Mary Cassatt

“I do not admit that a woman can draw like that,” said Degas when he saw one of her pictures

At eight o’clock on the evening of June 14, 1926, a very old woman—blind and suffering from advanced diabetes—died in her chateau on the edge of the tiny village of Mesnil-Theribus, some thirty miles northwest of Paris. At her funeral, because she held the Legion of Honor, there was a detail of soldiers, and because she was chatelaine of the manor house, the village band played and most of the townspeople followed her coffin to the cemetery. There was nothing extraordinary in this; it is a not uncommon ritual in the villages of France.Read more »

Reginald Marsh

A reminiscent tribute to a great American painter, with an evocative selection from thousands of unpublished sketches

Soon after Reginald Marsh’s death in 1954 an art magazine asked me to write about him. When I turned in the article the editor said he liked it but he had one reservation: “You say, ‘In my opinion he was the greatest artist of his time.’ Do you mean that? Greater than Picasso?”

“Yes,” I answered. Read more »

Boston Painters, Boston Ladies

Its venerable Museum of Fine Arts revives an era of forgotten beauty in a very proper Bohemia

Oscar Wilde, who had something clever to say on almost any subject, visited Boston about 1880, attended a debutante ball, and is supposed to have found the state of feminine beauty so low that he now understood why the city’s artists were reduced to “painting only Niagara Falls and millionaires.” It has been thought sophisticated to slur Boston girls ever since. Of course, it is all nonsense. Read more »

Centennial City

The simple, affectionate water colors of an unassuming Scots immigrant, David J. Kennedy, bring back the Philadelphia of 1876 and our first great world’s fair

President Ulysses S. Grant opened the United States Centennial Exposition at Philadelphia on May 10, 1876. When the closing ceremonies were held on November i o, in a cold drenching rain, 9,910,966 people (paid and free) had passed through the entrance gates. This was more than fourteen times the population of Philadelphia, the second largest city of the United States, and more than had attended any of the great world’s fairs held in the preceding quarter century.Read more »

Maxfield Parrish

Guess who’s having a revival—

I am one of those people who grew up, I am now aware, in a household that was completely bourgeois. I didn’t know it as a child, of course, but the chief sign of my family’s middle-class status was not the fact that my parents subscribed to the Saturday Evening Post , or drove a green Nash with spoke wheels, or played bridge several evenings a week.Read more »

The Paintings Of Mr. Otis

A “primitive-moderne” spoofs American art and history.

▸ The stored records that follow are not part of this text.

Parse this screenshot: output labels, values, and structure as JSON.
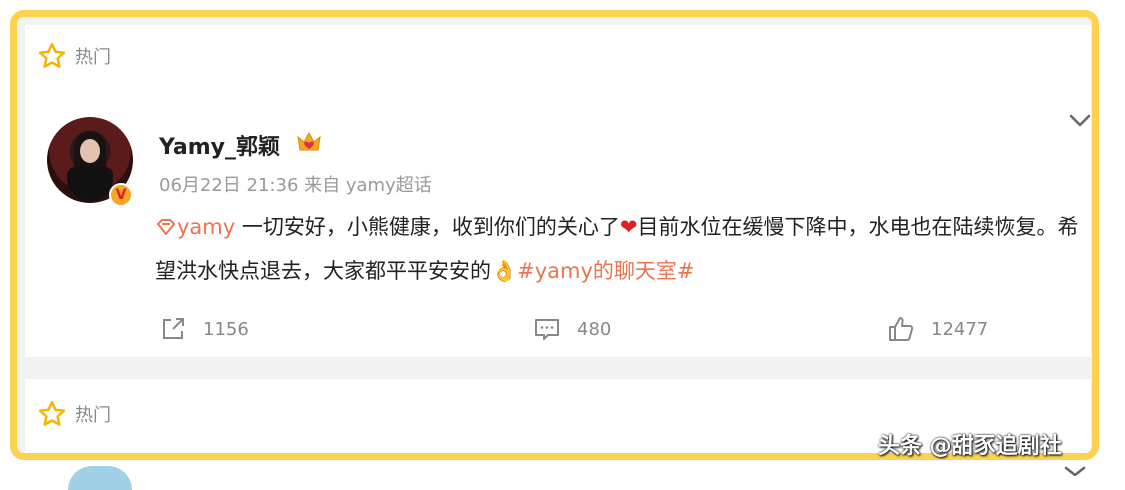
{
  "cards": [
    {
      "hot_label": "热门",
      "user": {
        "name": "Yamy_郭颖",
        "meta": "06月22日 21:36  来自 yamy超话"
      },
      "post": {
        "tag_prefix": "yamy",
        "text_1": " 一切安好，小熊健康，收到你们的关心了",
        "text_2": "目前水位在缓慢下降中，水电也在陆续恢复。希望洪水快点退去，大家都平平安安的",
        "hashtag": "#yamy的聊天室#"
      },
      "actions": {
        "share": "1156",
        "comment": "480",
        "like": "12477"
      }
    },
    {
      "hot_label": "热门"
    }
  ],
  "watermark": "头条 @甜豕追剧社",
  "colors": {
    "frame": "#fcd24f",
    "accent": "#eb7350",
    "muted": "#888888"
  },
  "icons": [
    "star-icon",
    "crown-icon",
    "chevron-down-icon",
    "share-icon",
    "comment-icon",
    "like-icon",
    "heart-emoji",
    "ok-hand-emoji"
  ]
}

A new talent burst on the art world a few months ago, a talent which lies somewhere between Jackson Pollock and Gluyas Williams and within shouting distance of Maxfield Parrish. His name is simply Mr. Otis, and he comes from Portland. Oregon. His work is painted laboriously, by hand, with real oil. He was sprung on an unsuspecting public by the Macmillan Company in a book called Mr. Otis.Read more »

‘The Smoke, The Thunder, The Roar Of The Battle…”

It is an interesting paradox that, of the two most famous paintings of Bunker Hill, the one that most suggests a real battle was painted by Pyle, the illustrator who lived long afterward, and not by John Trumbull, the painter who saw it (albeit from a distance) and served briefly in the Revolution (see AMERICAN HERITAGE , June, 1958).

Pennsylvania Sunday Best

Itinerant primitive painters dressed up the farmers and the burghers as they hoped posterity would remember them

Well over a century has passed since a small group of itinerant artists wandered through the German settlements of southeastern Pennsylvania, making a precarious living and incidentally founding a fascinating provincial school of American portraiture. Talent brushed some of them lightly, and sometimes inspiration, even if most of the time their minds were largely occupied with the prospects for their next meal.